RUPD investigates reports of swastika in Clothier Hall
On Feb. 2, Clothier Hall staff were informed of a swastika symbol drawn on a dry erase board in the first-floor study lounge.
Residence Life reported the incident to the Rutgers University Police Department (RUPD), who launched an immediate investigation. The Bias Incident Response Team (BIRT), which operates as a unit of Student Affairs, was also notified, said University spokesperson Jeffrey Tolvin.
“Swastikas are anti-semitic symbols and are often draw on campus to instill fear and hate. These symbols have no place on our campuses and in our residence halls,” Tolvin said.
Rutgers Student Affairs defines a “bias incident” as an act — written, verbal or physical — that threatens or harms a person or group on account of their identity. Their investigative team responds to reports by collecting information and reporting to a committee of representatives, collected from 10 facets of the University including the dean of students and the police department.

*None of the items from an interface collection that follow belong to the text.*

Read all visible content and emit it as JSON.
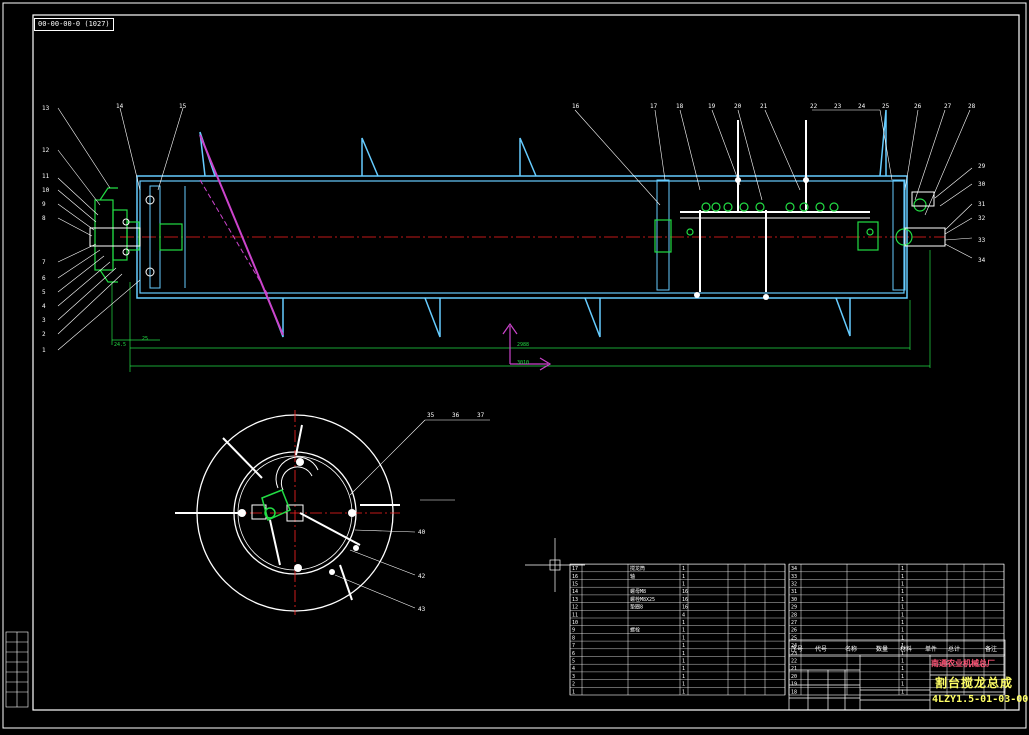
{
  "drawing": {
    "tag": "00-00-00-0 (1027)",
    "company": "南通农业机械总厂",
    "title": "割台搅龙总成",
    "code": "4LZY1.5-01-03-00"
  },
  "balloons_left": [
    "13",
    "12",
    "11",
    "10",
    "9",
    "8",
    "7",
    "6",
    "5",
    "4",
    "3",
    "2",
    "1"
  ],
  "balloons_top": [
    "14",
    "15",
    "16",
    "17",
    "18",
    "19",
    "20",
    "21",
    "22",
    "23",
    "24",
    "25",
    "26",
    "27",
    "28"
  ],
  "balloons_right": [
    "29",
    "30",
    "31",
    "32",
    "33",
    "34"
  ],
  "balloons_section": [
    "35",
    "36",
    "37",
    "40",
    "42",
    "43"
  ],
  "dimensions": {
    "d1": "24.5",
    "d2": "25",
    "d3": "2988",
    "d4": "3010"
  },
  "bom_table": {
    "header": [
      "序号",
      "代号",
      "名称",
      "数量",
      "材料",
      "单件",
      "总计",
      "备注"
    ],
    "left_rows": [
      {
        "no": "17",
        "name": "搅龙筒",
        "qty": "1"
      },
      {
        "no": "16",
        "name": "轴",
        "qty": "1"
      },
      {
        "no": "15",
        "name": "",
        "qty": "1"
      },
      {
        "no": "14",
        "name": "螺母M8",
        "qty": "16"
      },
      {
        "no": "13",
        "name": "螺栓M8X25",
        "qty": "16"
      },
      {
        "no": "12",
        "name": "垫圈8",
        "qty": "16"
      },
      {
        "no": "11",
        "name": "",
        "qty": "4"
      },
      {
        "no": "10",
        "name": "",
        "qty": "1"
      },
      {
        "no": "9",
        "name": "螺栓",
        "qty": "1"
      },
      {
        "no": "8",
        "name": "",
        "qty": "1"
      },
      {
        "no": "7",
        "name": "",
        "qty": "1"
      },
      {
        "no": "6",
        "name": "",
        "qty": "1"
      },
      {
        "no": "5",
        "name": "",
        "qty": "1"
      },
      {
        "no": "4",
        "name": "",
        "qty": "1"
      },
      {
        "no": "3",
        "name": "",
        "qty": "1"
      },
      {
        "no": "2",
        "name": "",
        "qty": "1"
      },
      {
        "no": "1",
        "name": "",
        "qty": "1"
      }
    ],
    "right_rows": [
      {
        "no": "34",
        "name": "",
        "qty": "1"
      },
      {
        "no": "33",
        "name": "",
        "qty": "1"
      },
      {
        "no": "32",
        "name": "",
        "qty": "1"
      },
      {
        "no": "31",
        "name": "",
        "qty": "1"
      },
      {
        "no": "30",
        "name": "",
        "qty": "1"
      },
      {
        "no": "29",
        "name": "",
        "qty": "1"
      },
      {
        "no": "28",
        "name": "",
        "qty": "1"
      },
      {
        "no": "27",
        "name": "",
        "qty": "1"
      },
      {
        "no": "26",
        "name": "",
        "qty": "1"
      },
      {
        "no": "25",
        "name": "",
        "qty": "1"
      },
      {
        "no": "24",
        "name": "",
        "qty": "1"
      },
      {
        "no": "23",
        "name": "",
        "qty": "1"
      },
      {
        "no": "22",
        "name": "",
        "qty": "1"
      },
      {
        "no": "21",
        "name": "",
        "qty": "1"
      },
      {
        "no": "20",
        "name": "",
        "qty": "1"
      },
      {
        "no": "19",
        "name": "",
        "qty": "1"
      },
      {
        "no": "18",
        "name": "",
        "qty": "1"
      }
    ]
  },
  "colors": {
    "frame": "#ffffff",
    "body": "#66ccff",
    "green": "#22dd44",
    "red": "#ff2222",
    "magenta": "#cc44cc",
    "yellow": "#ffff66"
  }
}
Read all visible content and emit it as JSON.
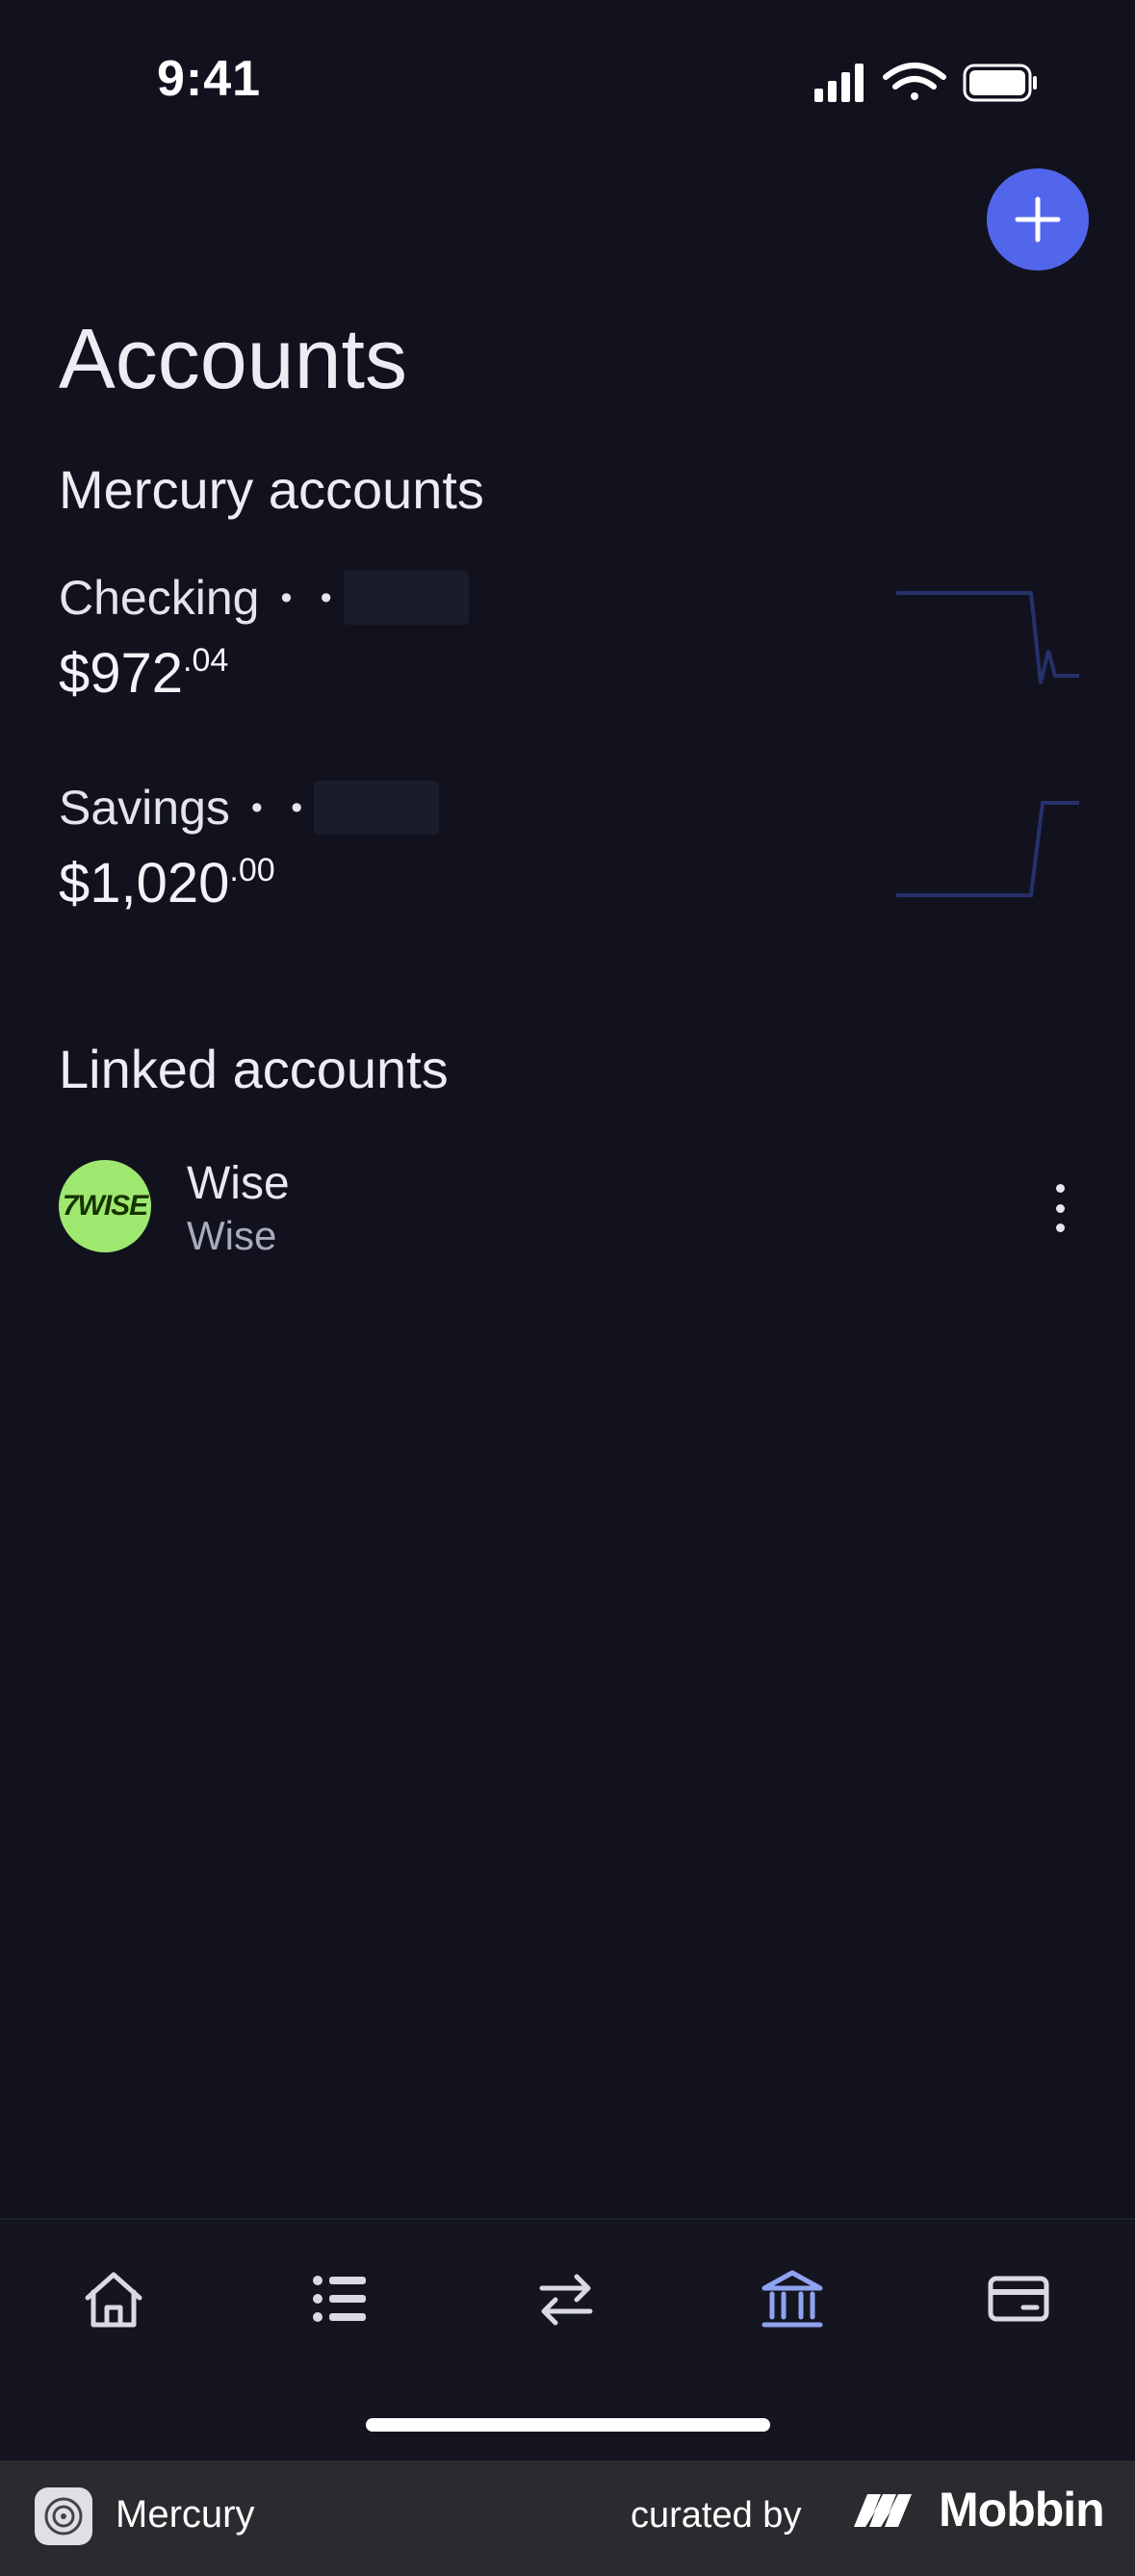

Curtis Chan, the residence life coordinator for Clothier Hall, issued an email to students on Feb. 3, asking them to stand together against hate and bias. He encouraged students to contact Residence Life staff immediately if they witness any similar behavior.
“I am deeply disappointed by this act of ignorance and insensitivity,” he said in the email. “Many residents in our community are offended by this. This incident is under investigation by RUPD and we will not tolerate this level of incivility.”
Chan attached contact information for Counseling, Alcohol and Other Drug Assistance Program and Psychiatric Services (CAPS), as well as The Center for Social Justice Education and LGBT Communities (SJE) and encouraged students to reach out for support.
The last time a similar incident was addressed by police was on Jan. 15, 2016 when a student returned home to find a 2-and-a-half foot swastika taped on the ceiling of her bedroom in the Livingston Apartments.
The drawing in Clothier Hall was displayed in a public and widely accessible area. As of now, the incident is still being examined and students are encouraged to share any additional information they may have, Chan said.
“As we all know, we are committed to a respectful community and create an anti-bias environment in residence halls in which everyone, regardless of their identity and differences, feel comfortable to live,” Chan said. “Hate and bias are the opposite of the value that we promote in our community.”
Kira Herzog is the news editor of The Daily Targum. She is a School of Arts and Sciences sophomore majoring in political science and journalism and media studies. Follow her on Twitter @kiraherzog1 for more.